= What to do =
From the records that follow, copy every line in which "computer" appears.

Stored items from a collection
====

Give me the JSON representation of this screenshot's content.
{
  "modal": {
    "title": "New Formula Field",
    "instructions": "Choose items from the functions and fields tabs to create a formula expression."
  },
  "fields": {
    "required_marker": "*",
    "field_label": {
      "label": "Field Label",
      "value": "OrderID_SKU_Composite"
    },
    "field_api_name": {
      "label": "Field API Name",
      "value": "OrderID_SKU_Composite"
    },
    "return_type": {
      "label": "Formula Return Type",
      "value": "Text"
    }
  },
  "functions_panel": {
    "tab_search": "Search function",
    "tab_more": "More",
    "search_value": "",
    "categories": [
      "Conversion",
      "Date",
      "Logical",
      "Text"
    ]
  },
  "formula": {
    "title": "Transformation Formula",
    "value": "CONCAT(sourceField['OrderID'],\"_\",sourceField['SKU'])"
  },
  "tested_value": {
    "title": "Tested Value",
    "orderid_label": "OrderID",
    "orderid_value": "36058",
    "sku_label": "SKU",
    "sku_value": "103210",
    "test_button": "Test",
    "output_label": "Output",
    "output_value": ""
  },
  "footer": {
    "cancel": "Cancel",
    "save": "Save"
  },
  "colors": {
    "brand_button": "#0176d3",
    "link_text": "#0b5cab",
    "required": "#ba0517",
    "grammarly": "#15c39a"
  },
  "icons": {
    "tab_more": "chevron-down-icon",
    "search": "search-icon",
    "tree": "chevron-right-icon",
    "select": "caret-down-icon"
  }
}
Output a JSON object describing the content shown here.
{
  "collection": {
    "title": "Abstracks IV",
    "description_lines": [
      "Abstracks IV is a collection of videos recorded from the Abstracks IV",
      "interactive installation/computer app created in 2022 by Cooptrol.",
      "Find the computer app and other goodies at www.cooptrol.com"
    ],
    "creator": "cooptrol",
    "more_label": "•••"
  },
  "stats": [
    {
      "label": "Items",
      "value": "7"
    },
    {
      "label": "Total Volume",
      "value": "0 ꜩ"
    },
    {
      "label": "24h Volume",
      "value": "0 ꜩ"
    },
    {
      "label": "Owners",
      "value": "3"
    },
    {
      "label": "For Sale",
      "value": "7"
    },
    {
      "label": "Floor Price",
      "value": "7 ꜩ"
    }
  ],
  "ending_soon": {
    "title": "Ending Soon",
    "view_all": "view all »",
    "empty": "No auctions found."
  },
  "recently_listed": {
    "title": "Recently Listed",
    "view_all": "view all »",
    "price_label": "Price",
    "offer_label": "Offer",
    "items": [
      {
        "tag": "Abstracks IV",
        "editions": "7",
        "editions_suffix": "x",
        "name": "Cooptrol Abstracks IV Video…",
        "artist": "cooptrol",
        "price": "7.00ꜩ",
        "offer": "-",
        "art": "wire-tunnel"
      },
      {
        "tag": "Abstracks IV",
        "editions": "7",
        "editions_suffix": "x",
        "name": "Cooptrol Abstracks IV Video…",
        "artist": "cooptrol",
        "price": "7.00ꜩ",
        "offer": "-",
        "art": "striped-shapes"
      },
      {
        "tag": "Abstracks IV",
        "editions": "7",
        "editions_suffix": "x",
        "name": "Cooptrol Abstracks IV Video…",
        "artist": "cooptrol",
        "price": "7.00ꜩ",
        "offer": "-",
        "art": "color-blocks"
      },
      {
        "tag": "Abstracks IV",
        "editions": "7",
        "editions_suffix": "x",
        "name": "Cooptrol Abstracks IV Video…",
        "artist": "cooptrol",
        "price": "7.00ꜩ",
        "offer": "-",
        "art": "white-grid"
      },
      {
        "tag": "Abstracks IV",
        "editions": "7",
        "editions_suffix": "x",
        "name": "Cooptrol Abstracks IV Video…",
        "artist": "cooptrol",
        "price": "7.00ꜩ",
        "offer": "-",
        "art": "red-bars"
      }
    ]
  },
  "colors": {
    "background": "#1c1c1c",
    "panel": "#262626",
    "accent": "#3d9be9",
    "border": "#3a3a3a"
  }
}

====

= Output for this exercise =
      "interactive installation/computer app created in 2022 by Cooptrol.",
      "Find the computer app and other goodies at www.cooptrol.com"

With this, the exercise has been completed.